    err_dat[i] = LA.norm(ez_dat[:,:,i]-ez_dat[:,:,num_tols-1])

plt.figure(dpi=100)
plt.loglog(tols[:num_tols-1], err_dat, 'bo-');
plt.xlabel("frequency-domain solver tolerance");
plt.ylabel("L2 norm of error in fields");
plt.show()

eps_data = sim.get_array(center=mp.Vector3(), size=mp.Vector3(sxy-2*dpml,sxy-2*dpml), component=mp.Dielectric)
ez_data = np.absolute(ez_dat[:,:,num_tols-1])

plt.figure(dpi=100)
plt.imshow(eps_data.transpose(), interpolation='spline36', cmap='binary')
plt.imshow(ez_data.transpose(), interpolation='spline36', cmap='Reds', alpha=0.9)
plt.axis('off')
plt.show()

if np.all(np.diff(err_dat) < 0):
    print("PASSED solve_cw test: error in the fields is decreasing with increasing resolution")
else:
    print("FAILED solve_cw test: error in the fields is NOT decreasing with increasing resolution")

The results are shown in the figure below.

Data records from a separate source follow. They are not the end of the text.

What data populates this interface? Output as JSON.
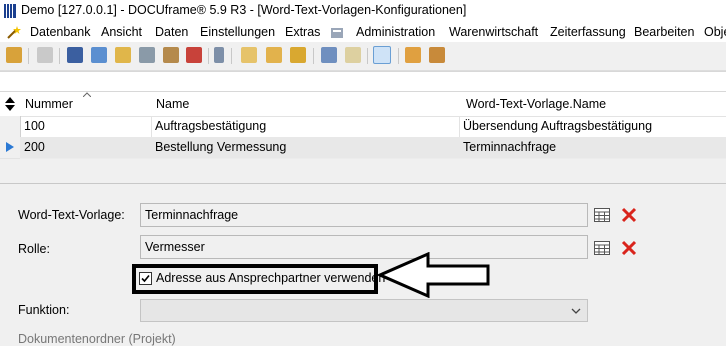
{
  "window": {
    "title": "Demo [127.0.0.1] - DOCUframe® 5.9 R3 - [Word-Text-Vorlagen-Konfigurationen]"
  },
  "menu": [
    "Datenbank",
    "Ansicht",
    "Daten",
    "Einstellungen",
    "Extras",
    "Administration",
    "Warenwirtschaft",
    "Zeiterfassung",
    "Bearbeiten",
    "Obje"
  ],
  "grid": {
    "columns": [
      "Nummer",
      "Name",
      "Word-Text-Vorlage.Name"
    ],
    "rows": [
      {
        "nummer": "100",
        "name": "Auftragsbestätigung",
        "vorlage": "Übersendung Auftragsbestätigung"
      },
      {
        "nummer": "200",
        "name": "Bestellung Vermessung",
        "vorlage": "Terminnachfrage"
      }
    ]
  },
  "form": {
    "vorlage_label": "Word-Text-Vorlage:",
    "vorlage_value": "Terminnachfrage",
    "rolle_label": "Rolle:",
    "rolle_value": "Vermesser",
    "checkbox_label": "Adresse aus Ansprechpartner verwenden",
    "checkbox_checked": true,
    "funktion_label": "Funktion:",
    "funktion_value": "",
    "dokumentenordner_label": "Dokumentenordner (Projekt)"
  },
  "colors": {
    "selection": "#e8e8e8",
    "clear_icon": "#d9241c",
    "row_pointer": "#2b79d4"
  }
}
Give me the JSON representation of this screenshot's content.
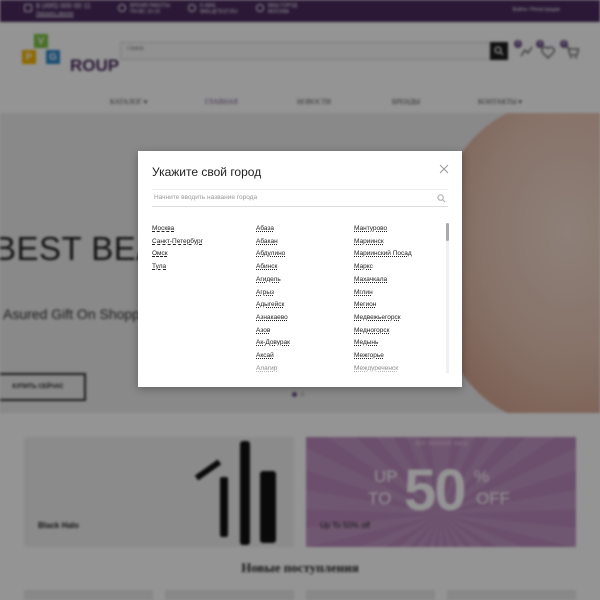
{
  "topbar": {
    "phone": "8 (495) 000 00 11",
    "callback": "Заказать звонок",
    "hours_label": "ВРЕМЯ РАБОТЫ",
    "hours_value": "ПН-ВС 10-19",
    "email_label": "E-MAIL",
    "email_value": "MAIL@TEST.RU",
    "city_label": "ВАШ ГОРОД",
    "city_value": "МОСКВА",
    "login": "Войти / Регистрация"
  },
  "header": {
    "logo_letters": [
      "V",
      "P",
      "G"
    ],
    "logo_text": "ROUP",
    "search_placeholder": "Поиск",
    "badges": {
      "compare": "0",
      "favorites": "0",
      "cart": "0"
    }
  },
  "nav": {
    "items": [
      {
        "label": "КАТАЛОГ",
        "has_dropdown": true
      },
      {
        "label": "ГЛАВНАЯ",
        "active": true
      },
      {
        "label": "НОВОСТИ"
      },
      {
        "label": "БРЕНДЫ"
      },
      {
        "label": "КОНТАКТЫ",
        "has_dropdown": true
      }
    ],
    "chevron": "▾"
  },
  "hero": {
    "title": "BEST BEAU",
    "subtitle": "t Asured Gift On Shopp",
    "button": "КУПИТЬ СЕЙЧАС"
  },
  "banners": {
    "left_label": "Black Halo",
    "right_tag": "BIG SEASON SALE",
    "right_up": "UP",
    "right_to": "TO",
    "right_number": "50",
    "right_pct": "%",
    "right_off": "OFF",
    "right_label": "Up To 50% off"
  },
  "section_title": "Новые поступления",
  "modal": {
    "title": "Укажите свой город",
    "search_placeholder": "Начните вводить название города",
    "main_cities": [
      "Москва",
      "Санкт-Петербург",
      "Омск",
      "Тула"
    ],
    "column2": [
      "Абаза",
      "Абакан",
      "Абдулино",
      "Абинск",
      "Агидель",
      "Агрыз",
      "Адыгейск",
      "Азнакаево",
      "Азов",
      "Ак-Довурак",
      "Аксай",
      "Алагир"
    ],
    "column3": [
      "Мантурово",
      "Мариинск",
      "Мариинский Посад",
      "Маркс",
      "Махачкала",
      "Мглин",
      "Мегион",
      "Медвежьегорск",
      "Медногорск",
      "Медынь",
      "Межгорье",
      "Междуреченск"
    ]
  },
  "colors": {
    "brand": "#4a2a5e",
    "accent": "#6d4c85",
    "logo_v": "#7cc243",
    "logo_p": "#f4b400",
    "logo_g": "#2f88c8",
    "sale_bg": "#b989bb",
    "overlay": "rgba(0,0,0,0.42)"
  },
  "icons": {
    "close": "close-icon",
    "search": "search-icon",
    "compare": "compare-icon",
    "favorites": "heart-icon",
    "cart": "cart-icon"
  }
}
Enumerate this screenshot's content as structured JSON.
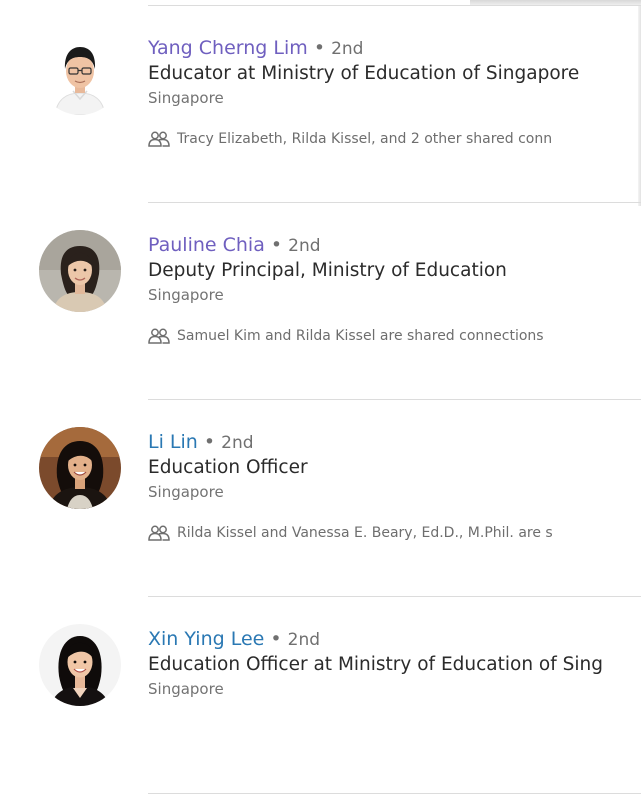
{
  "colors": {
    "visited_name": "#6f5fbf",
    "unvisited_name": "#2a78b3",
    "secondary_text": "#707070",
    "divider": "#dcdcdc"
  },
  "results": [
    {
      "name": "Yang Cherng Lim",
      "separator": "•",
      "degree": "2nd",
      "headline": "Educator at Ministry of Education of Singapore",
      "location": "Singapore",
      "shared_connections": "Tracy Elizabeth, Rilda Kissel, and 2 other shared conn",
      "icon": "shared-connections-icon"
    },
    {
      "name": "Pauline Chia",
      "separator": "•",
      "degree": "2nd",
      "headline": "Deputy Principal, Ministry of Education",
      "location": "Singapore",
      "shared_connections": "Samuel Kim and Rilda Kissel are shared connections",
      "icon": "shared-connections-icon"
    },
    {
      "name": "Li Lin",
      "separator": "•",
      "degree": "2nd",
      "headline": "Education Officer",
      "location": "Singapore",
      "shared_connections": "Rilda Kissel and Vanessa E. Beary, Ed.D., M.Phil. are s",
      "icon": "shared-connections-icon"
    },
    {
      "name": "Xin Ying Lee",
      "separator": "•",
      "degree": "2nd",
      "headline": "Education Officer at Ministry of Education of Sing",
      "location": "Singapore",
      "icon": "shared-connections-icon"
    }
  ]
}
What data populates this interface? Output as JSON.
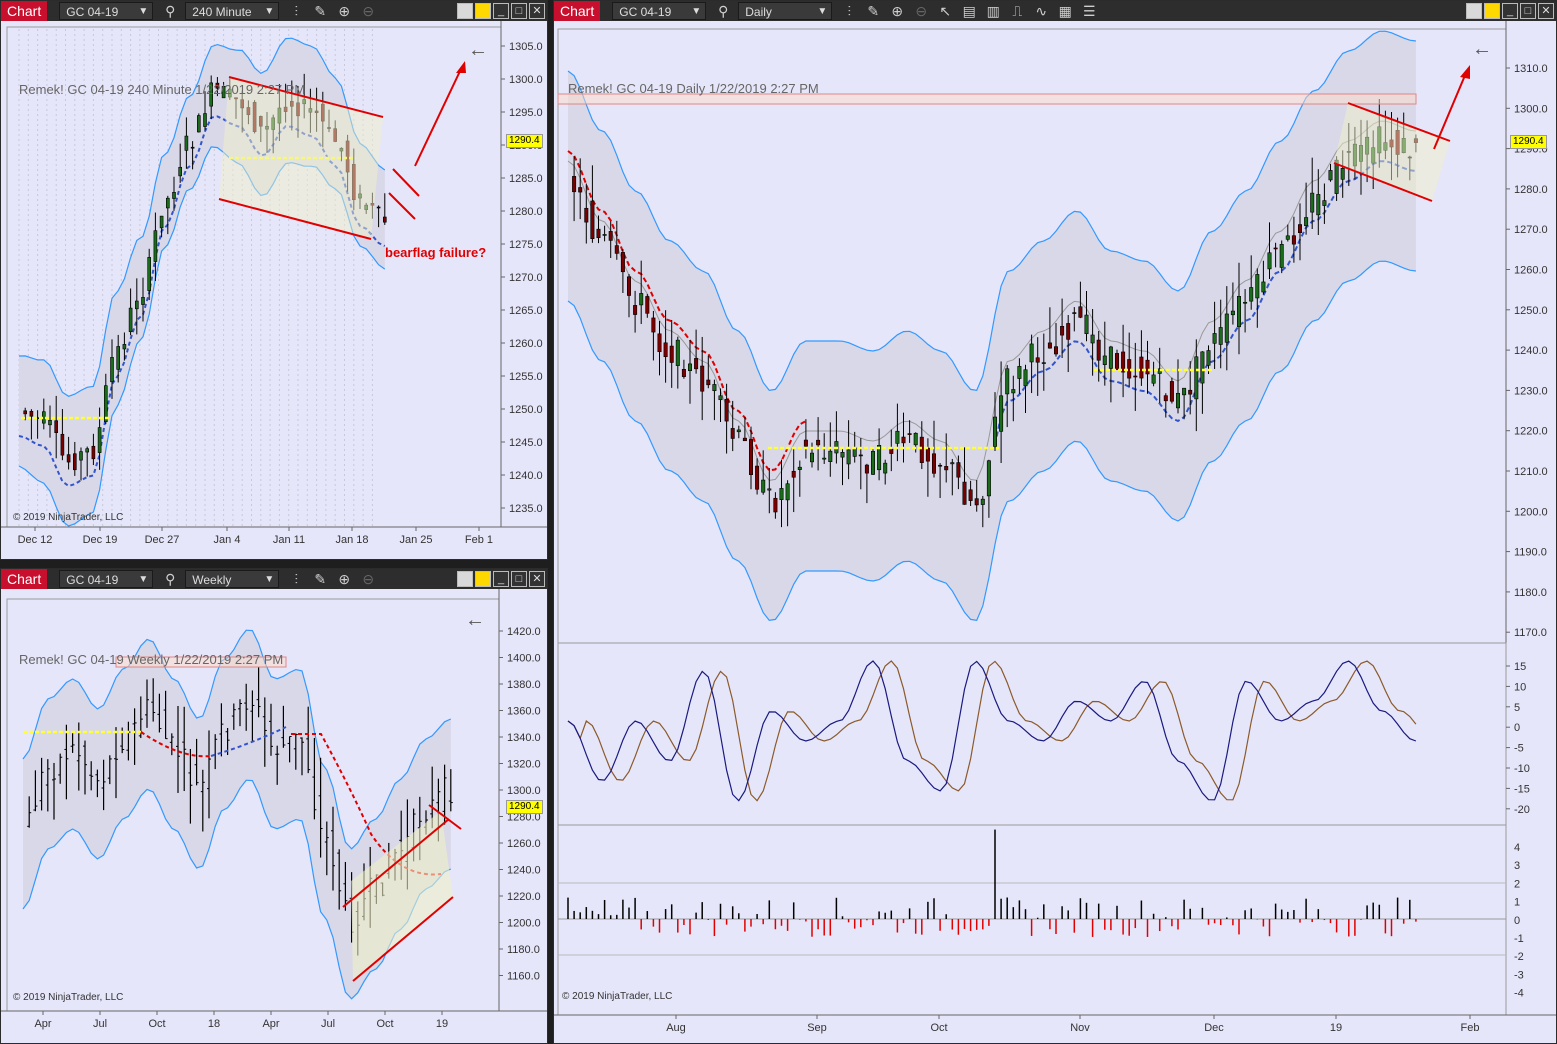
{
  "panels": [
    {
      "id": "p240",
      "tab": "Chart",
      "instrument": "GC 04-19",
      "interval": "240 Minute",
      "title": "Remek!  GC 04-19  240 Minute  1/22/2019 2:27 PM",
      "copyright": "© 2019 NinjaTrader, LLC",
      "price_tag": "1290.4",
      "y_labels": [
        "1305.0",
        "1300.0",
        "1295.0",
        "1290.0",
        "1285.0",
        "1280.0",
        "1275.0",
        "1270.0",
        "1265.0",
        "1260.0",
        "1255.0",
        "1250.0",
        "1245.0",
        "1240.0",
        "1235.0"
      ],
      "x_labels": [
        "Dec 12",
        "Dec 19",
        "Dec 27",
        "Jan 4",
        "Jan 11",
        "Jan 18",
        "Jan 25",
        "Feb 1"
      ],
      "annotation": "bearflag failure?"
    },
    {
      "id": "pW",
      "tab": "Chart",
      "instrument": "GC 04-19",
      "interval": "Weekly",
      "title": "Remek!  GC 04-19  Weekly  1/22/2019 2:27 PM",
      "copyright": "© 2019 NinjaTrader, LLC",
      "price_tag": "1290.4",
      "y_labels": [
        "1420.0",
        "1400.0",
        "1380.0",
        "1360.0",
        "1340.0",
        "1320.0",
        "1300.0",
        "1280.0",
        "1260.0",
        "1240.0",
        "1220.0",
        "1200.0",
        "1180.0",
        "1160.0"
      ],
      "x_labels": [
        "Apr",
        "Jul",
        "Oct",
        "18",
        "Apr",
        "Jul",
        "Oct",
        "19"
      ]
    },
    {
      "id": "pD",
      "tab": "Chart",
      "instrument": "GC 04-19",
      "interval": "Daily",
      "title": "Remek!  GC 04-19  Daily  1/22/2019 2:27 PM",
      "copyright": "© 2019 NinjaTrader, LLC",
      "price_tag": "1290.4",
      "y_labels": [
        "1310.0",
        "1300.0",
        "1290.0",
        "1280.0",
        "1270.0",
        "1260.0",
        "1250.0",
        "1240.0",
        "1230.0",
        "1220.0",
        "1210.0",
        "1200.0",
        "1190.0",
        "1180.0",
        "1170.0"
      ],
      "osc_labels": [
        "15",
        "10",
        "5",
        "0",
        "-5",
        "-10",
        "-15",
        "-20"
      ],
      "vol_labels": [
        "4",
        "3",
        "2",
        "1",
        "0",
        "-1",
        "-2",
        "-3",
        "-4"
      ],
      "x_labels": [
        "Aug",
        "Sep",
        "Oct",
        "Nov",
        "Dec",
        "19",
        "Feb"
      ]
    }
  ],
  "colors": {
    "bg": "#e6e6fa",
    "up": "#1a6b1a",
    "down": "#7a0000",
    "band": "#3399ff",
    "red_ma": "#e00000",
    "blue_ma": "#3355cc",
    "yellow_line": "#ffff33",
    "annotation": "#e00000"
  }
}
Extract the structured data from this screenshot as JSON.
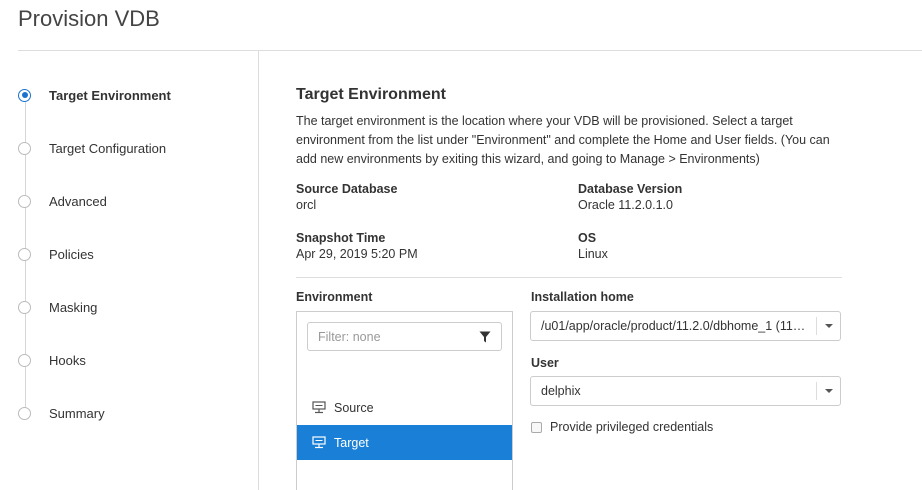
{
  "page": {
    "title": "Provision VDB"
  },
  "steps": [
    {
      "label": "Target Environment",
      "active": true
    },
    {
      "label": "Target Configuration",
      "active": false
    },
    {
      "label": "Advanced",
      "active": false
    },
    {
      "label": "Policies",
      "active": false
    },
    {
      "label": "Masking",
      "active": false
    },
    {
      "label": "Hooks",
      "active": false
    },
    {
      "label": "Summary",
      "active": false
    }
  ],
  "section": {
    "title": "Target Environment",
    "description": "The target environment is the location where your VDB will be provisioned. Select a target environment from the list under \"Environment\" and complete the Home and User fields. (You can add new environments by exiting this wizard, and going to Manage > Environments)"
  },
  "info": {
    "source_database": {
      "label": "Source Database",
      "value": "orcl"
    },
    "database_version": {
      "label": "Database Version",
      "value": "Oracle 11.2.0.1.0"
    },
    "snapshot_time": {
      "label": "Snapshot Time",
      "value": "Apr 29, 2019 5:20 PM"
    },
    "os": {
      "label": "OS",
      "value": "Linux"
    }
  },
  "environment": {
    "label": "Environment",
    "filter_placeholder": "Filter: none",
    "items": [
      {
        "label": "Source",
        "selected": false,
        "icon": "server-icon"
      },
      {
        "label": "Target",
        "selected": true,
        "icon": "server-icon"
      }
    ]
  },
  "installation_home": {
    "label": "Installation home",
    "value": "/u01/app/oracle/product/11.2.0/dbhome_1 (11…"
  },
  "user": {
    "label": "User",
    "value": "delphix"
  },
  "privileged": {
    "label": "Provide privileged credentials",
    "checked": false
  },
  "colors": {
    "accent": "#1a7fd6",
    "divider": "#dddddd"
  }
}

The error in the fields decreases monotonically with decreasing tolerance of the frequency-domain solver.

As a further validation of the frequency-domain solver, we will compare its fields with those computed using time-stepping. This involves taking the Fourier transform of via the add_dft_fields routine. At the end of the time stepping, these frequency-domain fields are then output to an HDF5 file via output_dft. The script is extended as follows.

sim.reset_meep()

src = mp.Source(mp.GaussianSource(fcen,fwidth=df), mp.Ez, mp.Vector3(r+0.1))

sim = mp.Simulation(cell_size=mp.Vector3(sxy,sxy),
                    geometry=[c1,c2],
                    sources=[src],
                    resolution=10,
                    symmetries=[mp.Mirror(mp.Y)],
                    boundary_layers=[mp.PML(dpml)])

dfts = sim.add_dft_fields([mp.Ez], mp.Volume(center=mp.Vector3(), size=mp.Vector3(sxy-2*dpml,sxy-2*dpml)), fcen, fcen, 1)
sim.run(until_after_sources=100)
sim.output_dft(dfts, "dft_fields")

import h5py

f = h5py.File("dft_fields.h5", 'r')
ezi = f["ez_0.i"].value
ezr = f["ez_0.r"].value
ez_dat = ezr + 1j * ezi

eps_data = sim.get_array(center=mp.Vector3(), size=mp.Vector3(sxy-2*dpml,sxy-2*dpml), component=mp.Dielectric)
ez_data = np.absolute(ez_dat)

plt.figure(dpi=100)
plt.imshow(eps_data.transpose(), interpolation='spline36', cmap='binary')
plt.imshow(ez_data.transpose(), interpolation='spline36', cmap='Reds', alpha=0.9)
plt.axis('off')
plt.show()

The left inset of the figure above shows the magnitude of the scalar E field, computed using the frequency-domain solver with a tolerance of 10, superimposed on the ring-resonator geometry. Note the three-fold mirror symmetry of the field pattern (fundamental mode) and faint presence of the point source. The right inset is for the Fourier-transformed fields of the time-domain calculation. The results are qualitatively similar.